For a community evacuation procedure, you'll want to take note of the exit points in your community, as well as nearby streets and major roadways. You can then familiarize yourself with the evacuation plans of the city and which routes they recommend taking. Once you know how to leave the community, it’s also helpful to know where your members can go. We recommend checking your city for local evacuation centers and shelters.
Although situations may arise where the evacuation plan needs to be tweaked, having a base plan in place can help with eliminating some of the panic and potential chaos that can come with evacuating during an emergency.
Manage your EPP

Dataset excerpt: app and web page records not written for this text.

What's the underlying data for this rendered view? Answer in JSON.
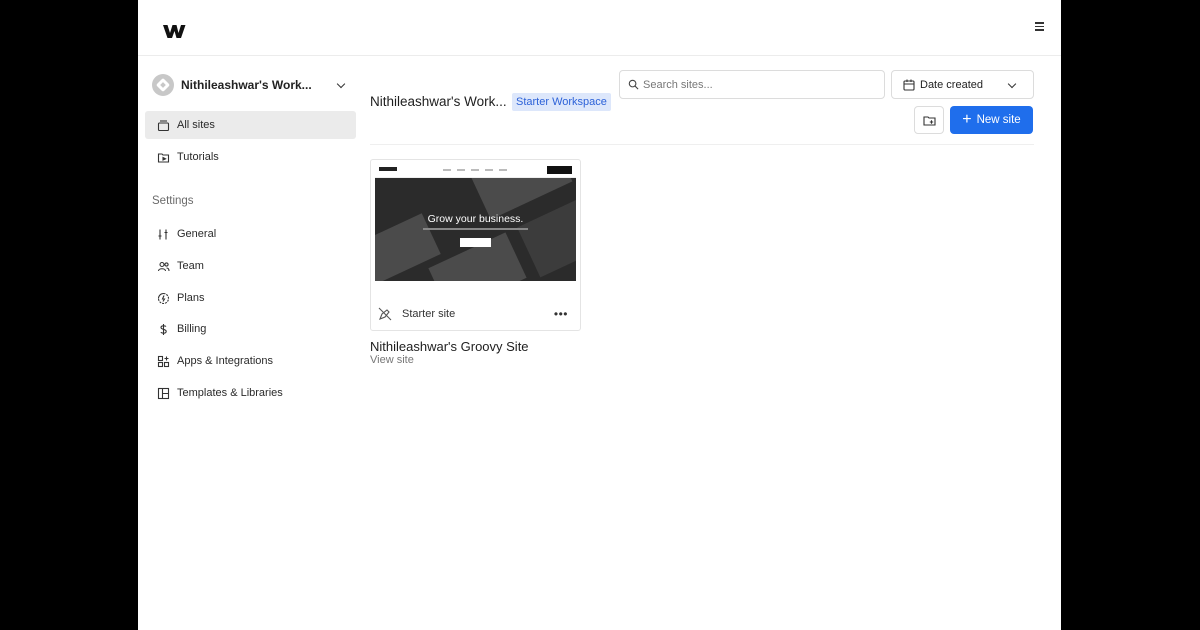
{
  "header": {
    "logo_icon": "webflow-logo-icon",
    "menu_icon": "hamburger-icon"
  },
  "sidebar": {
    "workspace_name": "Nithileashwar's Work...",
    "items": [
      {
        "label": "All sites",
        "icon": "sites-icon",
        "active": true
      },
      {
        "label": "Tutorials",
        "icon": "tutorial-icon",
        "active": false
      }
    ],
    "settings_label": "Settings",
    "settings_items": [
      {
        "label": "General",
        "icon": "sliders-icon"
      },
      {
        "label": "Team",
        "icon": "team-icon"
      },
      {
        "label": "Plans",
        "icon": "plans-icon"
      },
      {
        "label": "Billing",
        "icon": "dollar-icon"
      },
      {
        "label": "Apps & Integrations",
        "icon": "apps-icon"
      },
      {
        "label": "Templates & Libraries",
        "icon": "templates-icon"
      }
    ]
  },
  "main": {
    "workspace_title": "Nithileashwar's Work...",
    "plan_badge": "Starter Workspace",
    "search": {
      "placeholder": "Search sites..."
    },
    "sort": {
      "label": "Date created"
    },
    "new_site_label": "New site",
    "accent_color": "#1f6eec",
    "sites": [
      {
        "name": "Nithileashwar's Groovy Site",
        "plan": "Starter site",
        "link_label": "View site",
        "thumbnail_headline": "Grow your business."
      }
    ]
  }
}
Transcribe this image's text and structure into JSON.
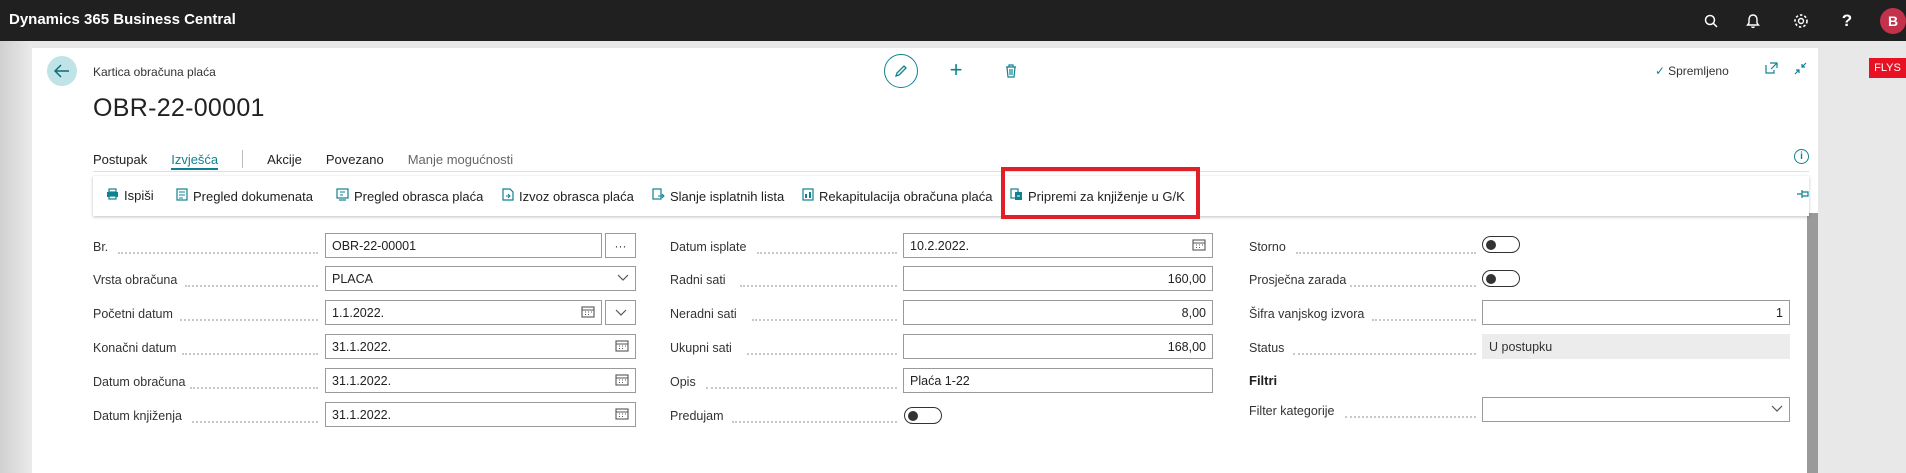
{
  "app": {
    "title": "Dynamics 365 Business Central",
    "avatar_initial": "B"
  },
  "topbar_icons": [
    "search-icon",
    "bell-icon",
    "gear-icon",
    "help-icon"
  ],
  "page": {
    "breadcrumb": "Kartica obračuna plaća",
    "title": "OBR-22-00001",
    "saved_label": "Spremljeno",
    "badge": "FLYS"
  },
  "tabs": [
    {
      "label": "Postupak"
    },
    {
      "label": "Izvješća",
      "active": true
    },
    {
      "label": "Akcije"
    },
    {
      "label": "Povezano"
    },
    {
      "label": "Manje mogućnosti"
    }
  ],
  "actions": [
    {
      "label": "Ispiši",
      "icon": "printer-icon"
    },
    {
      "label": "Pregled dokumenata",
      "icon": "document-view-icon"
    },
    {
      "label": "Pregled obrasca plaća",
      "icon": "form-view-icon"
    },
    {
      "label": "Izvoz obrasca plaća",
      "icon": "export-icon"
    },
    {
      "label": "Slanje isplatnih lista",
      "icon": "send-icon"
    },
    {
      "label": "Rekapitulacija obračuna plaća",
      "icon": "report-icon"
    },
    {
      "label": "Pripremi za knjiženje u G/K",
      "icon": "post-prepare-icon",
      "highlighted": true
    }
  ],
  "fields": {
    "col1": {
      "br": {
        "label": "Br.",
        "value": "OBR-22-00001"
      },
      "vrsta": {
        "label": "Vrsta obračuna",
        "value": "PLACA"
      },
      "pocetni": {
        "label": "Početni datum",
        "value": "1.1.2022."
      },
      "konacni": {
        "label": "Konačni datum",
        "value": "31.1.2022."
      },
      "datum_obr": {
        "label": "Datum obračuna",
        "value": "31.1.2022."
      },
      "datum_knj": {
        "label": "Datum knjiženja",
        "value": "31.1.2022."
      }
    },
    "col2": {
      "datum_isplate": {
        "label": "Datum isplate",
        "value": "10.2.2022."
      },
      "radni_sati": {
        "label": "Radni sati",
        "value": "160,00"
      },
      "neradni_sati": {
        "label": "Neradni sati",
        "value": "8,00"
      },
      "ukupni_sati": {
        "label": "Ukupni sati",
        "value": "168,00"
      },
      "opis": {
        "label": "Opis",
        "value": "Plaća 1-22"
      },
      "predujam": {
        "label": "Predujam",
        "value": false
      }
    },
    "col3": {
      "storno": {
        "label": "Storno",
        "value": false
      },
      "prosjecna": {
        "label": "Prosječna zarada",
        "value": false
      },
      "sifra": {
        "label": "Šifra vanjskog izvora",
        "value": "1"
      },
      "status": {
        "label": "Status",
        "value": "U postupku"
      },
      "filtri": {
        "label": "Filtri"
      },
      "filter_kat": {
        "label": "Filter kategorije",
        "value": ""
      }
    }
  },
  "colors": {
    "accent": "#0f8291",
    "highlight": "#e01f26",
    "topbar": "#202020",
    "badge": "#e81123"
  }
}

To help establish and implement your community's EPP, we recommend creating an Emergency Preparedness Committee. This group of members can help to manage different areas of the EPP, make updates to it when necessary, and coordinate communication and fundraising efforts.
To ensure your community's plan is up-to-date, you can host biannual meetings to revisit the EPP to see where it needs improvement. One meeting can be held around April prior to tornado and hurricane season, and the second around October prior to the winter storm season. This way, you’re prepared before the seasonal storms hit.
When planning these meetings, we recommend using the "Calendar" page on your website. You'll be able to schedule the events ahead of time, provide any important notes about the meeting, and even send out a blast email to members letting them know when the meeting will take place. We've provided an example of this below.
Taking the time to establish a group to help carry out your community’s emergency preparedness plan, and any pre-planning that needs to take place will help ensure it remains effective and runs as smoothly as possible.
Having an emergency preparedness plan in place that lays out how your community will communicate with its members, making sure emergency kits are prepared, and an evacuation plan is ready can make all of the difference before, during, and after an emergency. We encourage you to take these tips and create an emergency preparedness plan that fits your community's needs, so you're well prepared in the event you need to put them into action.